**TASK REQUIREMENTS:** Could the data below be retyped exactly, without its pictures?
▼
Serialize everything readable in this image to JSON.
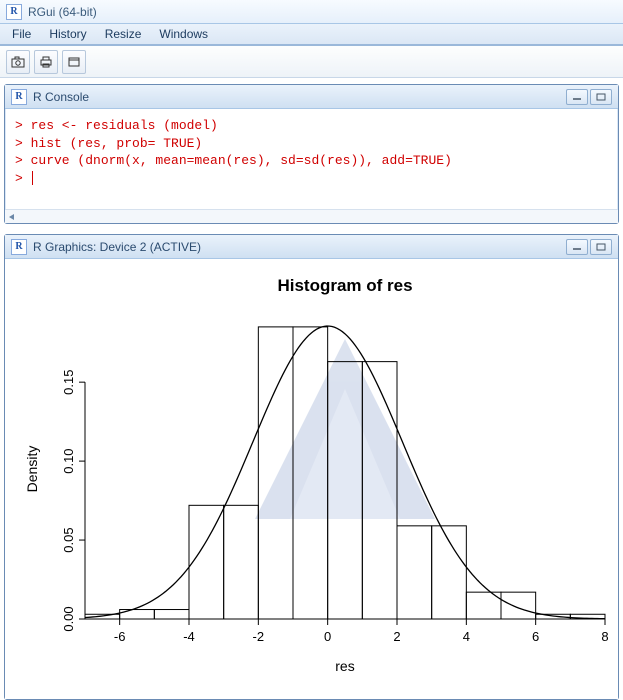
{
  "app": {
    "title": "RGui (64-bit)"
  },
  "menu": {
    "items": [
      "File",
      "History",
      "Resize",
      "Windows"
    ]
  },
  "toolbar": {
    "buttons": [
      "camera-icon",
      "print-icon",
      "window-icon"
    ]
  },
  "console": {
    "title": "R Console",
    "lines": [
      "> res <- residuals (model)",
      "> hist (res, prob= TRUE)",
      "> curve (dnorm(x, mean=mean(res), sd=sd(res)), add=TRUE)",
      "> "
    ]
  },
  "graphics": {
    "title": "R Graphics: Device 2 (ACTIVE)"
  },
  "chart_data": {
    "type": "bar",
    "title": "Histogram of res",
    "xlabel": "res",
    "ylabel": "Density",
    "xlim": [
      -7,
      8
    ],
    "ylim": [
      0,
      0.19
    ],
    "x_ticks": [
      -6,
      -4,
      -2,
      0,
      2,
      4,
      6,
      8
    ],
    "y_ticks": [
      0.0,
      0.05,
      0.1,
      0.15
    ],
    "bins": [
      {
        "from": -7,
        "to": -6,
        "density": 0.003
      },
      {
        "from": -6,
        "to": -5,
        "density": 0.006
      },
      {
        "from": -5,
        "to": -4,
        "density": 0.006
      },
      {
        "from": -4,
        "to": -3,
        "density": 0.072
      },
      {
        "from": -3,
        "to": -2,
        "density": 0.072
      },
      {
        "from": -2,
        "to": -1,
        "density": 0.185
      },
      {
        "from": -1,
        "to": 0,
        "density": 0.185
      },
      {
        "from": 0,
        "to": 1,
        "density": 0.163
      },
      {
        "from": 1,
        "to": 2,
        "density": 0.163
      },
      {
        "from": 2,
        "to": 3,
        "density": 0.059
      },
      {
        "from": 3,
        "to": 4,
        "density": 0.059
      },
      {
        "from": 4,
        "to": 5,
        "density": 0.017
      },
      {
        "from": 5,
        "to": 6,
        "density": 0.017
      },
      {
        "from": 6,
        "to": 7,
        "density": 0.003
      },
      {
        "from": 7,
        "to": 8,
        "density": 0.003
      }
    ],
    "curve": {
      "type": "normal",
      "mean": 0,
      "sd": 2.15
    }
  }
}
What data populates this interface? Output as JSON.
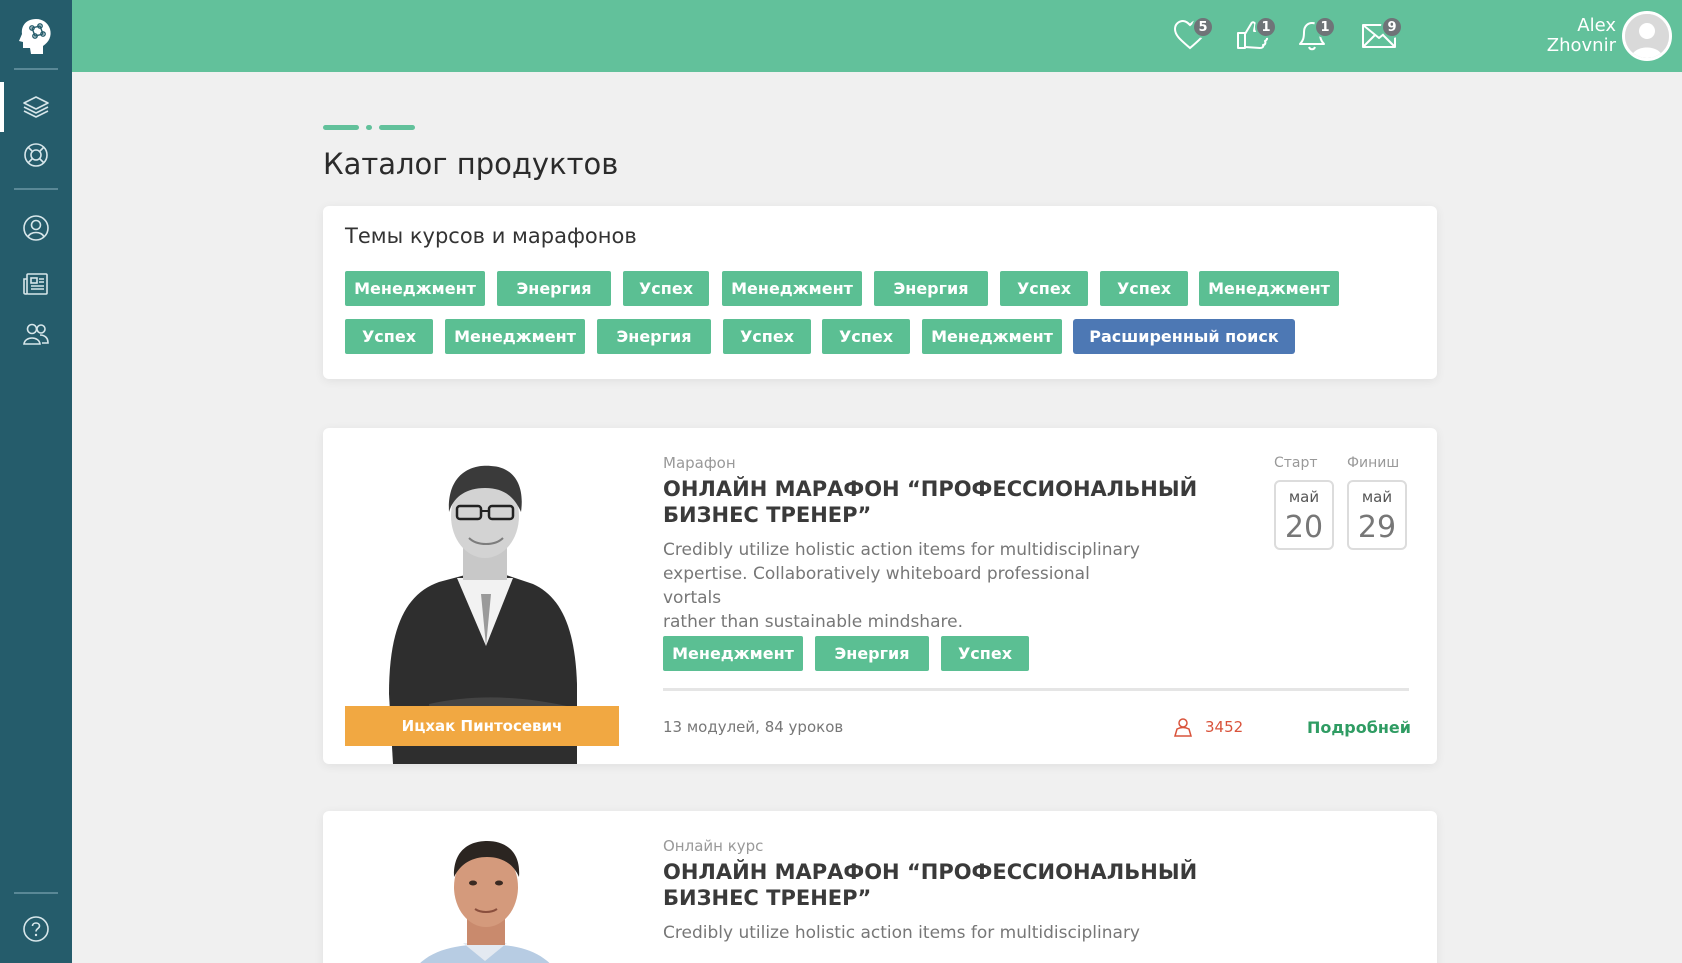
{
  "topbar": {
    "icons": [
      {
        "icon": "heart-icon",
        "count": "5"
      },
      {
        "icon": "thumbs-up-icon",
        "count": "1"
      },
      {
        "icon": "bell-icon",
        "count": "1"
      },
      {
        "icon": "mail-icon",
        "count": "9"
      }
    ],
    "user": {
      "first_name": "Alex",
      "last_name": "Zhovnir"
    }
  },
  "sidebar": {
    "items": [
      "courses-icon",
      "support-icon",
      "profile-icon",
      "news-icon",
      "groups-icon",
      "help-icon"
    ],
    "active": "courses-icon"
  },
  "page": {
    "title": "Каталог продуктов"
  },
  "topics": {
    "title": "Темы курсов и марафонов",
    "row1": [
      "Менеджмент",
      "Энергия",
      "Успех",
      "Менеджмент",
      "Энергия",
      "Успех",
      "Успех",
      "Менеджмент"
    ],
    "row2": [
      "Успех",
      "Менеджмент",
      "Энергия",
      "Успех",
      "Успех",
      "Менеджмент"
    ],
    "advanced_search": "Расширенный поиск"
  },
  "courses": [
    {
      "type": "Марафон",
      "title_line1": "ОНЛАЙН МАРАФОН “ПРОФЕССИОНАЛЬНЫЙ",
      "title_line2": "БИЗНЕС ТРЕНЕР”",
      "desc_line1": "Credibly utilize holistic action items for multidisciplinary",
      "desc_line2": "expertise. Collaboratively whiteboard professional vortals",
      "desc_line3": "rather than sustainable mindshare.",
      "tags": [
        "Менеджмент",
        "Энергия",
        "Успех"
      ],
      "start_label": "Старт",
      "finish_label": "Финиш",
      "start_month": "май",
      "start_day": "20",
      "finish_month": "май",
      "finish_day": "29",
      "modules": "13 модулей, 84 уроков",
      "participants": "3452",
      "more": "Подробней",
      "author": "Ицхак Пинтосевич"
    },
    {
      "type": "Онлайн курс",
      "title_line1": "ОНЛАЙН МАРАФОН “ПРОФЕССИОНАЛЬНЫЙ",
      "title_line2": "БИЗНЕС ТРЕНЕР”",
      "desc_line1": "Credibly utilize holistic action items for multidisciplinary"
    }
  ],
  "colors": {
    "sidebar": "#255c6b",
    "topbar": "#62c19b",
    "tag": "#5bbf93",
    "advanced_search": "#4d78b4",
    "author_label": "#f1a842",
    "participants": "#d9533b",
    "link": "#2f9c63"
  }
}
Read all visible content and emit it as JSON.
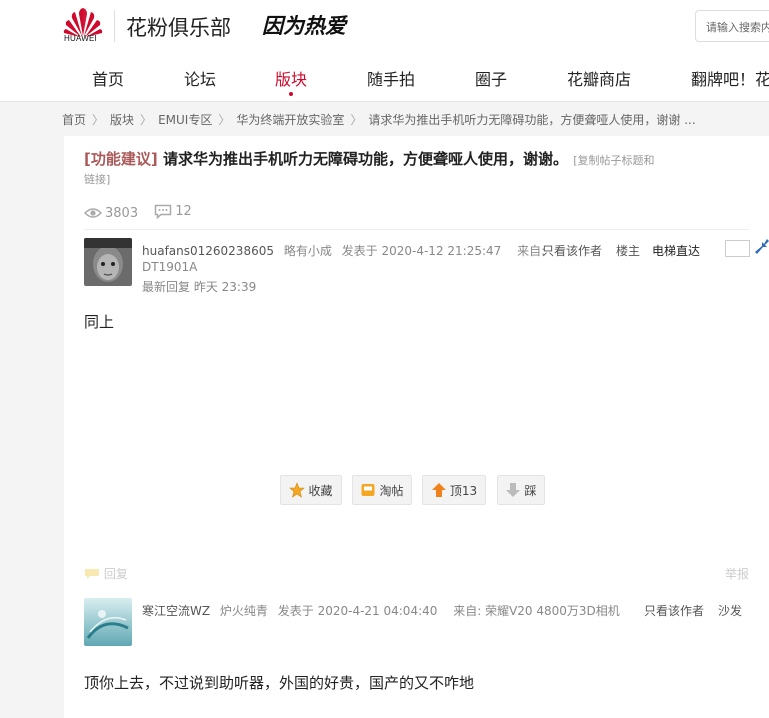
{
  "header": {
    "brand": "HUAWEI",
    "club_name": "花粉俱乐部",
    "slogan": "因为热爱",
    "search_placeholder": "请输入搜索内容"
  },
  "nav": [
    {
      "label": "首页"
    },
    {
      "label": "论坛"
    },
    {
      "label": "版块",
      "active": true
    },
    {
      "label": "随手拍"
    },
    {
      "label": "圈子"
    },
    {
      "label": "花瓣商店"
    },
    {
      "label": "翻牌吧！花"
    }
  ],
  "breadcrumb": [
    "首页",
    "版块",
    "EMUI专区",
    "华为终端开放实验室",
    "请求华为推出手机听力无障碍功能，方便聋哑人使用，谢谢 ..."
  ],
  "thread": {
    "tag": "[功能建议]",
    "title": "请求华为推出手机听力无障碍功能，方便聋哑人使用，谢谢。",
    "copy_link_a": "[复制帖子标题和",
    "copy_link_b": "链接]",
    "views": "3803",
    "replies": "12"
  },
  "posts": [
    {
      "user": "huafans01260238605",
      "rank": "略有小成",
      "posted": "发表于 2020-4-12 21:25:47",
      "from_label": "来自:",
      "device": "DT1901A",
      "last_reply": "最新回复 昨天 23:39",
      "only_author": "只看该作者",
      "floor": "楼主",
      "elevator": "电梯直达",
      "content": "同上"
    },
    {
      "user": "寒江空流WZ",
      "rank": "炉火纯青",
      "posted": "发表于 2020-4-21 04:04:40",
      "from": "来自: 荣耀V20 4800万3D相机",
      "only_author": "只看该作者",
      "floor": "沙发",
      "content": "顶你上去，不过说到助听器，外国的好贵，国产的又不咋地"
    }
  ],
  "actions": {
    "favorite": "收藏",
    "tao": "淘帖",
    "up": "顶13",
    "down": "踩"
  },
  "reply_bar": {
    "reply": "回复",
    "report": "举报"
  },
  "colors": {
    "accent": "#cf0a2c",
    "tag": "#aa5a5a"
  }
}
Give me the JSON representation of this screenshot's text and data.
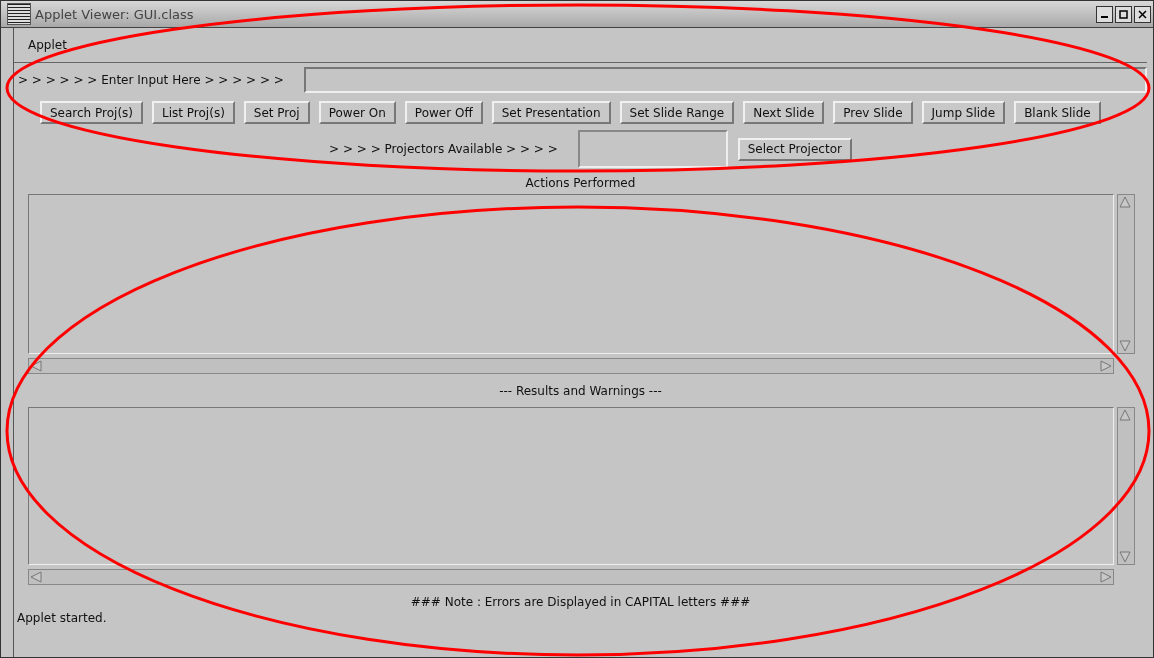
{
  "window": {
    "title": "Applet Viewer: GUI.class"
  },
  "menu": [
    "Applet"
  ],
  "input_row": {
    "label": "> > > > > > Enter Input Here > > > > > >"
  },
  "buttons": [
    "Search Proj(s)",
    "List Proj(s)",
    "Set Proj",
    "Power On",
    "Power Off",
    "Set Presentation",
    "Set Slide Range",
    "Next Slide",
    "Prev Slide",
    "Jump Slide",
    "Blank Slide"
  ],
  "projector_row": {
    "label": "> > > > Projectors Available > > > >",
    "select_button": "Select Projector"
  },
  "actions": {
    "label": "Actions Performed"
  },
  "results": {
    "label": "--- Results and Warnings ---"
  },
  "note": "### Note : Errors are Displayed in CAPITAL letters ###",
  "status_bar": "Applet started.",
  "annotations": [
    {
      "kind": "ellipse"
    },
    {
      "kind": "ellipse"
    }
  ]
}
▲
**TASK SOLUTION:**
Serialize everything readable in this image to JSON.
{
  "app": {
    "title": "RGui (64-bit)"
  },
  "menu": {
    "items": [
      "File",
      "History",
      "Resize",
      "Windows"
    ]
  },
  "toolbar": {
    "buttons": [
      "camera-icon",
      "print-icon",
      "window-icon"
    ]
  },
  "console": {
    "title": "R Console",
    "lines": [
      "> res <- residuals (model)",
      "> hist (res, prob= TRUE)",
      "> curve (dnorm(x, mean=mean(res), sd=sd(res)), add=TRUE)",
      "> "
    ]
  },
  "graphics": {
    "title": "R Graphics: Device 2 (ACTIVE)"
  },
  "chart_data": {
    "type": "bar",
    "title": "Histogram of res",
    "xlabel": "res",
    "ylabel": "Density",
    "xlim": [
      -7,
      8
    ],
    "ylim": [
      0,
      0.19
    ],
    "x_ticks": [
      -6,
      -4,
      -2,
      0,
      2,
      4,
      6,
      8
    ],
    "y_ticks": [
      0.0,
      0.05,
      0.1,
      0.15
    ],
    "bins": [
      {
        "from": -7,
        "to": -6,
        "density": 0.003
      },
      {
        "from": -6,
        "to": -5,
        "density": 0.006
      },
      {
        "from": -5,
        "to": -4,
        "density": 0.006
      },
      {
        "from": -4,
        "to": -3,
        "density": 0.072
      },
      {
        "from": -3,
        "to": -2,
        "density": 0.072
      },
      {
        "from": -2,
        "to": -1,
        "density": 0.185
      },
      {
        "from": -1,
        "to": 0,
        "density": 0.185
      },
      {
        "from": 0,
        "to": 1,
        "density": 0.163
      },
      {
        "from": 1,
        "to": 2,
        "density": 0.163
      },
      {
        "from": 2,
        "to": 3,
        "density": 0.059
      },
      {
        "from": 3,
        "to": 4,
        "density": 0.059
      },
      {
        "from": 4,
        "to": 5,
        "density": 0.017
      },
      {
        "from": 5,
        "to": 6,
        "density": 0.017
      },
      {
        "from": 6,
        "to": 7,
        "density": 0.003
      },
      {
        "from": 7,
        "to": 8,
        "density": 0.003
      }
    ],
    "curve": {
      "type": "normal",
      "mean": 0,
      "sd": 2.15
    }
  }
}
What data populates this interface? Output as JSON.
{
  "topbar": {
    "icons": [
      {
        "icon": "heart-icon",
        "count": "5"
      },
      {
        "icon": "thumbs-up-icon",
        "count": "1"
      },
      {
        "icon": "bell-icon",
        "count": "1"
      },
      {
        "icon": "mail-icon",
        "count": "9"
      }
    ],
    "user": {
      "first_name": "Alex",
      "last_name": "Zhovnir"
    }
  },
  "sidebar": {
    "items": [
      "courses-icon",
      "support-icon",
      "profile-icon",
      "news-icon",
      "groups-icon",
      "help-icon"
    ],
    "active": "courses-icon"
  },
  "page": {
    "title": "Каталог продуктов"
  },
  "topics": {
    "title": "Темы курсов и марафонов",
    "row1": [
      "Менеджмент",
      "Энергия",
      "Успех",
      "Менеджмент",
      "Энергия",
      "Успех",
      "Успех",
      "Менеджмент"
    ],
    "row2": [
      "Успех",
      "Менеджмент",
      "Энергия",
      "Успех",
      "Успех",
      "Менеджмент"
    ],
    "advanced_search": "Расширенный поиск"
  },
  "courses": [
    {
      "type": "Марафон",
      "title_line1": "ОНЛАЙН МАРАФОН “ПРОФЕССИОНАЛЬНЫЙ",
      "title_line2": "БИЗНЕС ТРЕНЕР”",
      "desc_line1": "Credibly utilize holistic action items for multidisciplinary",
      "desc_line2": "expertise. Collaboratively whiteboard professional vortals",
      "desc_line3": "rather than sustainable mindshare.",
      "tags": [
        "Менеджмент",
        "Энергия",
        "Успех"
      ],
      "start_label": "Старт",
      "finish_label": "Финиш",
      "start_month": "май",
      "start_day": "20",
      "finish_month": "май",
      "finish_day": "29",
      "modules": "13 модулей, 84 уроков",
      "participants": "3452",
      "more": "Подробней",
      "author": "Ицхак Пинтосевич"
    },
    {
      "type": "Онлайн курс",
      "title_line1": "ОНЛАЙН МАРАФОН “ПРОФЕССИОНАЛЬНЫЙ",
      "title_line2": "БИЗНЕС ТРЕНЕР”",
      "desc_line1": "Credibly utilize holistic action items for multidisciplinary"
    }
  ],
  "colors": {
    "sidebar": "#255c6b",
    "topbar": "#62c19b",
    "tag": "#5bbf93",
    "advanced_search": "#4d78b4",
    "author_label": "#f1a842",
    "participants": "#d9533b",
    "link": "#2f9c63"
  }
}
Read all visible content and emit it as JSON.
{
  "header": {
    "brand": "HUAWEI",
    "club_name": "花粉俱乐部",
    "slogan": "因为热爱",
    "search_placeholder": "请输入搜索内容"
  },
  "nav": [
    {
      "label": "首页"
    },
    {
      "label": "论坛"
    },
    {
      "label": "版块",
      "active": true
    },
    {
      "label": "随手拍"
    },
    {
      "label": "圈子"
    },
    {
      "label": "花瓣商店"
    },
    {
      "label": "翻牌吧！花"
    }
  ],
  "breadcrumb": [
    "首页",
    "版块",
    "EMUI专区",
    "华为终端开放实验室",
    "请求华为推出手机听力无障碍功能，方便聋哑人使用，谢谢 ..."
  ],
  "thread": {
    "tag": "[功能建议]",
    "title": "请求华为推出手机听力无障碍功能，方便聋哑人使用，谢谢。",
    "copy_link_a": "[复制帖子标题和",
    "copy_link_b": "链接]",
    "views": "3803",
    "replies": "12"
  },
  "posts": [
    {
      "user": "huafans01260238605",
      "rank": "略有小成",
      "posted": "发表于 2020-4-12 21:25:47",
      "from_label": "来自:",
      "device": "DT1901A",
      "last_reply": "最新回复 昨天 23:39",
      "only_author": "只看该作者",
      "floor": "楼主",
      "elevator": "电梯直达",
      "content": "同上"
    },
    {
      "user": "寒江空流WZ",
      "rank": "炉火纯青",
      "posted": "发表于 2020-4-21 04:04:40",
      "from": "来自: 荣耀V20 4800万3D相机",
      "only_author": "只看该作者",
      "floor": "沙发",
      "content": "顶你上去，不过说到助听器，外国的好贵，国产的又不咋地"
    }
  ],
  "actions": {
    "favorite": "收藏",
    "tao": "淘帖",
    "up": "顶13",
    "down": "踩"
  },
  "reply_bar": {
    "reply": "回复",
    "report": "举报"
  },
  "colors": {
    "accent": "#cf0a2c",
    "tag": "#aa5a5a"
  }
}
Give me the JSON representation of this screenshot's text and data.
{
  "window": {
    "title": "Applet Viewer: GUI.class"
  },
  "menu": [
    "Applet"
  ],
  "input_row": {
    "label": "> > > > > > Enter Input Here > > > > > >"
  },
  "buttons": [
    "Search Proj(s)",
    "List Proj(s)",
    "Set Proj",
    "Power On",
    "Power Off",
    "Set Presentation",
    "Set Slide Range",
    "Next Slide",
    "Prev Slide",
    "Jump Slide",
    "Blank Slide"
  ],
  "projector_row": {
    "label": "> > > > Projectors Available > > > >",
    "select_button": "Select Projector"
  },
  "actions": {
    "label": "Actions Performed"
  },
  "results": {
    "label": "--- Results and Warnings ---"
  },
  "note": "### Note : Errors are Displayed in CAPITAL letters ###",
  "status_bar": "Applet started.",
  "annotations": [
    {
      "kind": "ellipse"
    },
    {
      "kind": "ellipse"
    }
  ]
}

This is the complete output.